Every line of the listing that contains the word "content" is to be copied out.

━━━━━ Dataset records

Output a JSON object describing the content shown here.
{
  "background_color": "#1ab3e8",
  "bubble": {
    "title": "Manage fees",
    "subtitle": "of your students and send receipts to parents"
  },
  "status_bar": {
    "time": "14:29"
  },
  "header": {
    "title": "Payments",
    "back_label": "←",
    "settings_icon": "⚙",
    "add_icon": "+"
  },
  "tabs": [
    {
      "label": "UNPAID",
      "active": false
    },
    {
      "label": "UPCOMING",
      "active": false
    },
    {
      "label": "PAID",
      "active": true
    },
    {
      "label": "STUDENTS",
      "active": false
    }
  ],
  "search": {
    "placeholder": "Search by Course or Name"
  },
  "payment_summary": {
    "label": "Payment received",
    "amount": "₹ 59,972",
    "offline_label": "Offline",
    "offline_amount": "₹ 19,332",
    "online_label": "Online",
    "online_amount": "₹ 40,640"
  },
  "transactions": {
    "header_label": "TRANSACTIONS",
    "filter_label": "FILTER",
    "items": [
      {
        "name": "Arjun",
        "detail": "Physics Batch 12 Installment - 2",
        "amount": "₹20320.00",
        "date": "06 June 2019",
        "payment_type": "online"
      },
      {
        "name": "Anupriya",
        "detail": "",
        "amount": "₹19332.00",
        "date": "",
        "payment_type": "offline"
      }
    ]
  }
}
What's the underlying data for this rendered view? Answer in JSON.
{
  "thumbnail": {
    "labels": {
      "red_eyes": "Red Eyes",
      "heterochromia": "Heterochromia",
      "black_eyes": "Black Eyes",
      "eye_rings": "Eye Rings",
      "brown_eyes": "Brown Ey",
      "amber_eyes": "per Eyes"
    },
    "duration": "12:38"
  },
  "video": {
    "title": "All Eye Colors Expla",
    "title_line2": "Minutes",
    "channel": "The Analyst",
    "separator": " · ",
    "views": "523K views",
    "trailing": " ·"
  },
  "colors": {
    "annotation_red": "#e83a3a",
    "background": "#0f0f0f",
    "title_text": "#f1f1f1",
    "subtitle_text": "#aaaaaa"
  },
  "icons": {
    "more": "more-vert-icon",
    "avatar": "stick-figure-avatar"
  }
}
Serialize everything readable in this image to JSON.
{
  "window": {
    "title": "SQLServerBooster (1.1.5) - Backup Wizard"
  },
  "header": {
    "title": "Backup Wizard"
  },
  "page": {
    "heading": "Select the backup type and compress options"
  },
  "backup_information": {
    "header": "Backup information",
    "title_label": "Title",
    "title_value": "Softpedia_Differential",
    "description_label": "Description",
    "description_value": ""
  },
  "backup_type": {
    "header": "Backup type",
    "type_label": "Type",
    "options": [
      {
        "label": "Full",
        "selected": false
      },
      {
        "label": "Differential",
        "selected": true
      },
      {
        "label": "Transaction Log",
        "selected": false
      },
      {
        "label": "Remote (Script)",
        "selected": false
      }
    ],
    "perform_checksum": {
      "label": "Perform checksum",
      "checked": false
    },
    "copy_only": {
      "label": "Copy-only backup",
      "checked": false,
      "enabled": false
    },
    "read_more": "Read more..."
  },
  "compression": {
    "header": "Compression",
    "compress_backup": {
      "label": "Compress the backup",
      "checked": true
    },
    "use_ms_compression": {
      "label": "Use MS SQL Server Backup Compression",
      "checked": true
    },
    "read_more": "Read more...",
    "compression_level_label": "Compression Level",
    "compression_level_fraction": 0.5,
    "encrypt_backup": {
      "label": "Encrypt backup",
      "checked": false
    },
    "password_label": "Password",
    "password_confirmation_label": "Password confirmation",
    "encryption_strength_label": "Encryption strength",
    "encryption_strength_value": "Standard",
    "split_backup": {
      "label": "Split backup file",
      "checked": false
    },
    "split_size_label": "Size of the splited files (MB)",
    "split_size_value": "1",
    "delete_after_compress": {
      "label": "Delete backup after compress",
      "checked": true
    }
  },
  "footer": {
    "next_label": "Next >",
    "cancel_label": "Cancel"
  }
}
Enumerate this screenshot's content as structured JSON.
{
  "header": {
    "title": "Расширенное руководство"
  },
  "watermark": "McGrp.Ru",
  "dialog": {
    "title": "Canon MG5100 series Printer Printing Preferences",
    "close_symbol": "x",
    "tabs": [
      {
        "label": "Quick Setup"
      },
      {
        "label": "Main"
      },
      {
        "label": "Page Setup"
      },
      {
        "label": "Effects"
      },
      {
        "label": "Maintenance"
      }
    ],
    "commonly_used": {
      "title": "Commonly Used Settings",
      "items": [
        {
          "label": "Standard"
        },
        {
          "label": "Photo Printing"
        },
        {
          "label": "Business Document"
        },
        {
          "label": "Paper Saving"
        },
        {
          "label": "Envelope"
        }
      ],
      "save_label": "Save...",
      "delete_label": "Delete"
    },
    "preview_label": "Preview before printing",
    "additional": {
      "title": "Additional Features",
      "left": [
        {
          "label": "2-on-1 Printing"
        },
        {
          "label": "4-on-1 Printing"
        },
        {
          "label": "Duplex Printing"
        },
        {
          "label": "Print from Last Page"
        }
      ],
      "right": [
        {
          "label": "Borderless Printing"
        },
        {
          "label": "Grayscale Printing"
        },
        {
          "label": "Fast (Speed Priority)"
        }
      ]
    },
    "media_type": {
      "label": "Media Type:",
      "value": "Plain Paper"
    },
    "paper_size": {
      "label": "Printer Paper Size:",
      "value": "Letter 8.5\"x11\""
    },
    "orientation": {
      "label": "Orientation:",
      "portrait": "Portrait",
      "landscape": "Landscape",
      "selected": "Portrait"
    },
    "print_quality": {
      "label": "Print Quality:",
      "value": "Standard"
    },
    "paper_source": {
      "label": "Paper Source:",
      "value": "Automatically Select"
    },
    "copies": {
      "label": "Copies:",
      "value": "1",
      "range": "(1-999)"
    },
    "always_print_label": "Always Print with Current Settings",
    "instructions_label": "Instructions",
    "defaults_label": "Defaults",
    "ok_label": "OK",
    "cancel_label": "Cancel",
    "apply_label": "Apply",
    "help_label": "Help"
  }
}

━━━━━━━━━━

▶ _Solved exercise_
Output a JSON object describing the content shown here.
Enumerate this screenshot's content as structured JSON.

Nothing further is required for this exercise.